“We think this is overall a benefit for Michigan,” he said, adding that expanding the number of containers accepted also increases foot traffic in these stores and redemption centers. “We understand this is a burden on retailers, but we see the increased escheats going to them as compensation to offset the cost.”
A comprehensive recycling plan
While a bottle bill expansion narrowly targets single-use containers, advocates on both sides of the issue — as well as state officials — see the need for a more comprehensive plan to boost recycling rates.
In his 2018 State of the State speech, former Gov. Rick Snyder said the unsuccessful effort to double the state’s recycling rate during his eight years in office “has probably been one of the most disappointing initiatives I’ve had in my time as governor.”
Since then, the state has allocated $15 million for recycling under the Renew Michigan program. A portion of that funding has gone toward a statewide marketing campaign featuring “recycling raccoons,” educating residents on how and what to recycle. A multi-year stakeholder effort has looked at rewriting the state’s solid waste laws, while Whitmer signed an executive order in September that includes a recycling focus at state facilities.
“Now we’re looking to up our game and increase recycling for all materials, increase access and participation in curbside and drop-off programs so all materials make their way into new products,” Flechter said.
Meanwhile, communities across the state are struggling to maintain recycling programs, cutting back collection days, limiting materials accepted and closing recycling facilities in an effort to save money.

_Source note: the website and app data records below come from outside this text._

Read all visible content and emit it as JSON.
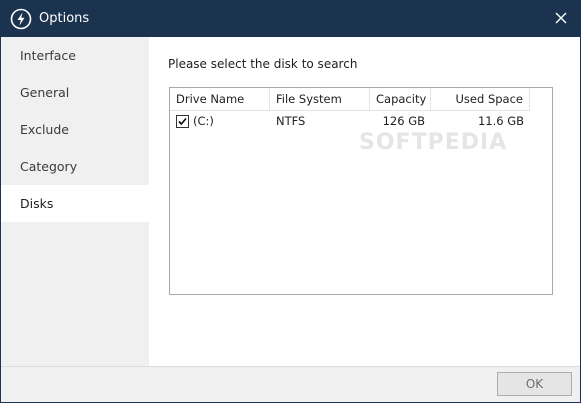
{
  "window": {
    "title": "Options"
  },
  "sidebar": {
    "items": [
      {
        "label": "Interface"
      },
      {
        "label": "General"
      },
      {
        "label": "Exclude"
      },
      {
        "label": "Category"
      },
      {
        "label": "Disks",
        "active": true
      }
    ]
  },
  "main": {
    "prompt": "Please select the disk to search",
    "columns": [
      "Drive Name",
      "File System",
      "Capacity",
      "Used Space"
    ],
    "rows": [
      {
        "checked": true,
        "drive": "(C:)",
        "file_system": "NTFS",
        "capacity": "126 GB",
        "used": "11.6 GB"
      }
    ],
    "watermark": "SOFTPEDIA"
  },
  "footer": {
    "ok_label": "OK"
  },
  "colors": {
    "titlebar": "#1c3350",
    "sidebar_bg": "#f0f0f0",
    "active_bg": "#ffffff",
    "border": "#a9a9a9"
  },
  "icons": {
    "app": "lightning-bolt-icon",
    "close": "close-icon",
    "check": "checkmark-icon"
  }
}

China’s move to limit the type of recyclable material it imports from the U.S. has left communities with less revenue.
In early 2019, a recycling center in Muskegon closed, leaving residents without a monthly curbside collection bin to drive to Holland to drop off recyclables. Battle Creek officials also signed a new contract with Waste Management a year ago that switched to biweekly collection. Stories like these persist across the state.
“If we want to fix the recycling rate in Michigan, we really need to start thinking about the cost of landfilling and how we’ve incentivized landfilling over the years,” Hammond said. “With the cheapest landfill rates in the country, recycling can’t compete.”
Removing incentives to landfilling waste means “starting to deal with the externalities of burying trash forever,” he said, adding that it remains “very easy to expand landfills in Michigan.”
However, some communities are getting more creative. Emmet County, for example, has sought local buyers for its recycled material to shield it from global market pressures. Hammond also named Kent County and portions of Oakland County as leaders.
“They’re all having to be extraordinarily creative because of how bad the commodities markets are now,” he said. “We never bothered to develop recycling processing in the state or U.S. as a whole.”